Could be worse. Could be a friend of her father’s. On the other hand, if this journalist cornered her she knew “no comment” wouldn’t suffice. Respectable young ladies didn’t travel alone. She knew no other respectable young lady like herself, however. Maybe she should’ve asked Sally to accompany her. Oh, but if the press ever caught them together, a flurry of scandal would ensue. She’d find her name splashed across the gossip pages attached to the word harlot.
An old man coughed. A baby squealed. Neither one distracted the journalist.
Blast it! Phoebe dipped her head, to hide behind her hair, and stood. She pushed her way through the cramped car.
Oh dear God, if that man recognizes me there will be hell to pay! If her name ended up in print, her father would know she’d come to the Expo. If the reporter cornered her, would she be able to lie her way off the front page? Bad enough her intent in coming to Southend-on-Sea, bad enough she’d gone against her father’s wishes in the trip, but to see her rebellion splashed over the newspapers would be nigh unforgivable!
I hope he hasn’t seen me! She quickened her steps.
A door loomed before her and she slipped through it gratefully. Thinking she was safe, she pulled off the veiled hat hiding her chestnut hair—only to find herself standing on the tail end of the train, staring at a strange man. He blinked at her in surprise, a perplexed look on his angular face. A pair of screen-sided coal goggles covered his eyes, and he held an indigo blue bandana in his light, strong hands. For a moment, he said nothing, simply gaped at her as if she’d caught him at no good.
She laid a hand over her pounding heart. “Oh! Excuse me.”
“I say,” the man protested, “I … uh. Hello.”
“Hello.” She glanced back toward the door and bit her lip.
“I don’t advise jumping,” the man said. “Life is intolerable sometimes, but it’s not worth that.”
“What?” Phoebe said. “No. I took a wrong turn. I thought this was the ladies’ lounge.”
A mixture of amusement and relief crossed his features. “That’s one door back.”
She looked over her shoulder doubtfully. To go back in, though? She stamped her foot. “Oh bother! Well, you see, sir … the truth is, I’m a little worried someone might be following me.”
The man frowned, his gaze on the door. “Someone’s following you? We’ll see about that.”
He stuffed the bandana into the pocket of his gray jacket and took a step forward only to bump into her. Phoebe shifted backward, mumbling, “Excuse me.”
He smiled at her, his eyes laughing behind the gray-tinged lenses. “I can’t do anything to help you if you block the door.”
“Hiding won’t help?”
“Not for long, I daresay, Miss….”
“Locks—” No, that would never do. She couldn’t disclose her real name and risk any accompanying gossip. If her father found out about her day, he would blame her life’s work. The fog and coal dust causing a tickle, she cleared her throat. “Locksley.”

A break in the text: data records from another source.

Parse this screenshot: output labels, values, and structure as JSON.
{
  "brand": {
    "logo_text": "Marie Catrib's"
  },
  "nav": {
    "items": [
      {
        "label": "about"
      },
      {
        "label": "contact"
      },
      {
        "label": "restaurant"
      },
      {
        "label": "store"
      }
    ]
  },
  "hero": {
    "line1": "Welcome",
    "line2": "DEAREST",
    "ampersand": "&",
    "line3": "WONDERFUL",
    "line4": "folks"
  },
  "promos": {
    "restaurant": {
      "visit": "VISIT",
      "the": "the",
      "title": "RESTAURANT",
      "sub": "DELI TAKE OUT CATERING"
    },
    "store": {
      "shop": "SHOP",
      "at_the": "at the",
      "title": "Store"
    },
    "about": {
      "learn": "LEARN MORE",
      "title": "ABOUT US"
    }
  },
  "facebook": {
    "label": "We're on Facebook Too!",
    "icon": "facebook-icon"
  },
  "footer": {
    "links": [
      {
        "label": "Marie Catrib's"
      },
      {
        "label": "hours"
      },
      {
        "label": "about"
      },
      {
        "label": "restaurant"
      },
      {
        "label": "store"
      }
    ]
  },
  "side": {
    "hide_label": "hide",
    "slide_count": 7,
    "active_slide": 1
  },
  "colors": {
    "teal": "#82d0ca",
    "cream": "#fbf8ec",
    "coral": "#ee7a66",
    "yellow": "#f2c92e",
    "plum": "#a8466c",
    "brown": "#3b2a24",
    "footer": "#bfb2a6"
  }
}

“Ah. A female Robin Hood, are you?” he teased. “My name’s Kidd.”
“Like the pirate?” She couldn’t believe his parents had given him such a famous name. But she knew stranger things had happened in life.
His lips twitched and she wondered, in amusement, or annoyance?
“Yes,” he said. “As to your shadow, I’m sure you’ve lost him.”
She shifted the hat in her hands to better hold her bag. “You think so?”
He wiggled a finger to the door behind her. “Shall I check if the coast is clear?”
If you’d like to check WATCHMAKER’S HEART out, it’s up at Amazon now and also at other venues. The paperback is forthcoming. I can’t wait to see this cover in full real life color!I hope you will enjoy it! For those of you waiting for the next Antique Magic novel, I got the final edits back recently and I just have to get them in the computer. So, it’s coming… before Spring ends, I hope.